On the other hand, Staten suggests, Derrida is at risk of perpetuating metaphysics for quite the opposite reason, for his own writing sometimes so closely resembles the language of metaphysics that it is difficult to distinguish the two. According to Staten: ‘Deconstruction, in order to remain deconstruction, must be recursively applied to itself. This is difficult, perhaps impossible, to do unless we have alternative ways of going about it... So it is essential that Derrida and Wittgenstein not be too close together. A mesmerising style, like a Medusa’s head, will turn us to stone if we stare at it too long. ’ 31 For this reason Staten argues that Wittgenstein’s attention to the details of ordinary language can provide an important counterpoint to Derrida’s detailed utilisation of the language of metaphysics. Staten concludes that ‘we can use Wittgenstein’s language to remind ourselves of how much there is to be suspicious of in the metaphysical tendencies of Derrida’s style. ’ 32 But then he adds: ‘ Not that Derrida ever succumbs to these tendencies, but there are many traps in his style for the unwary reader. ,33
Staten says that his book does not attempt to assimilate Wittgenstein and Derrida, but is an effort to allow their two related perspectives to co-exist and interact, so that ultimately no single deconstructive practice comes to dominate. But then Staten adds an after thought that goes against the general flow of his comments: it is the ‘unwary reader’ (rather than Derrida himself) who falls prey to the metaphysical ‘traps’ inherent in Derrida’s writing style. 34 What should we make of Staten’s assertion that Derrida is protected by a kind of authorial infallibility, so that responsibility for the metaphysical tendencies of deconstruction lies entirely with the foolish reader? This seems an odd remark given Derrida’s insistence that a text’s meaning is determined neither by its author’s intentions nor its reader’s intentions. Nevertheless in the context of Staten’s book, his remark functions to re-establish the authority of Derridian deconstruction.
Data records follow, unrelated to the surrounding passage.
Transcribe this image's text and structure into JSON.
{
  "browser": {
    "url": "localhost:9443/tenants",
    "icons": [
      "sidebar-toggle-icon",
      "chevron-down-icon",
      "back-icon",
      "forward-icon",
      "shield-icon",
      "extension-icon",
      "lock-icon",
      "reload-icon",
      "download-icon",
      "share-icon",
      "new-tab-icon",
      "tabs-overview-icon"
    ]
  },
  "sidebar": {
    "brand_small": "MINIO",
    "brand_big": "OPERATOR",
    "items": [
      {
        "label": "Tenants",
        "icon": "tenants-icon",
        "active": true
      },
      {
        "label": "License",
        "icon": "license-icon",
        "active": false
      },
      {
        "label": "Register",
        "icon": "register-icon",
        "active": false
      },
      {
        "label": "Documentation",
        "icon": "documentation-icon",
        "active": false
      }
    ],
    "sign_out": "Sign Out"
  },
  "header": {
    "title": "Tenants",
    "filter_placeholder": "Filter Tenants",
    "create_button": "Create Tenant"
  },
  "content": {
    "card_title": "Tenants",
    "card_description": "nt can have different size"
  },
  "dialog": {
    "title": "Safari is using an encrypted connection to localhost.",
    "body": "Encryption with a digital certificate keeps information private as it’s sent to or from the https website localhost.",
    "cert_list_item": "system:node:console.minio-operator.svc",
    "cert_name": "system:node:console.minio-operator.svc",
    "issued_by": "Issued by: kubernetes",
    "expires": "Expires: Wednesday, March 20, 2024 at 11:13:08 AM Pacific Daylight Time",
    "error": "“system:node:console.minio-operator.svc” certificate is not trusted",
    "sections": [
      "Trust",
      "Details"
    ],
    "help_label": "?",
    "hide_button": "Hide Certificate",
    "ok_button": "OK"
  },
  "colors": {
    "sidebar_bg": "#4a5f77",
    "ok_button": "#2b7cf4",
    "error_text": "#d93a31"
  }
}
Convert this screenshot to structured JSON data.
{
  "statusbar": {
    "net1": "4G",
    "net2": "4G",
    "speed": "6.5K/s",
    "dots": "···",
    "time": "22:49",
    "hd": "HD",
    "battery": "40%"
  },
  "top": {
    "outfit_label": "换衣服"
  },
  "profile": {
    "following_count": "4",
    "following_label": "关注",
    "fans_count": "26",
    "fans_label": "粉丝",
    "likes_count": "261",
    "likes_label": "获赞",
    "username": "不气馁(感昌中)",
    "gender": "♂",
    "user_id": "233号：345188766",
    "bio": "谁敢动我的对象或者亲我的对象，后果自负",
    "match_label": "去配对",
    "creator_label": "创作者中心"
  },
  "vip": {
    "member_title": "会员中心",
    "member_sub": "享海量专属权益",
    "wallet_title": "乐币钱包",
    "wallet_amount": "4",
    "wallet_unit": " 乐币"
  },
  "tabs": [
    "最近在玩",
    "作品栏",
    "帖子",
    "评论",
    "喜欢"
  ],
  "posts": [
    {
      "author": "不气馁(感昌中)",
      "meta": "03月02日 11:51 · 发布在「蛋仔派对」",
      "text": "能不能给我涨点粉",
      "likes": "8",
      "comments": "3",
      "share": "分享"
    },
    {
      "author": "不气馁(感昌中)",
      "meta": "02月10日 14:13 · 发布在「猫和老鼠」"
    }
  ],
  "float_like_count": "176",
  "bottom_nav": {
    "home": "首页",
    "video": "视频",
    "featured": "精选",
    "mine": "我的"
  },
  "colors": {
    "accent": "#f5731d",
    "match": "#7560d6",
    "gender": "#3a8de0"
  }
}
For as Staten tells us there are two axes in Wittgenstein’s work - a deconstructive voice and
31 Staten, Wittgenstein and Derrida, 27.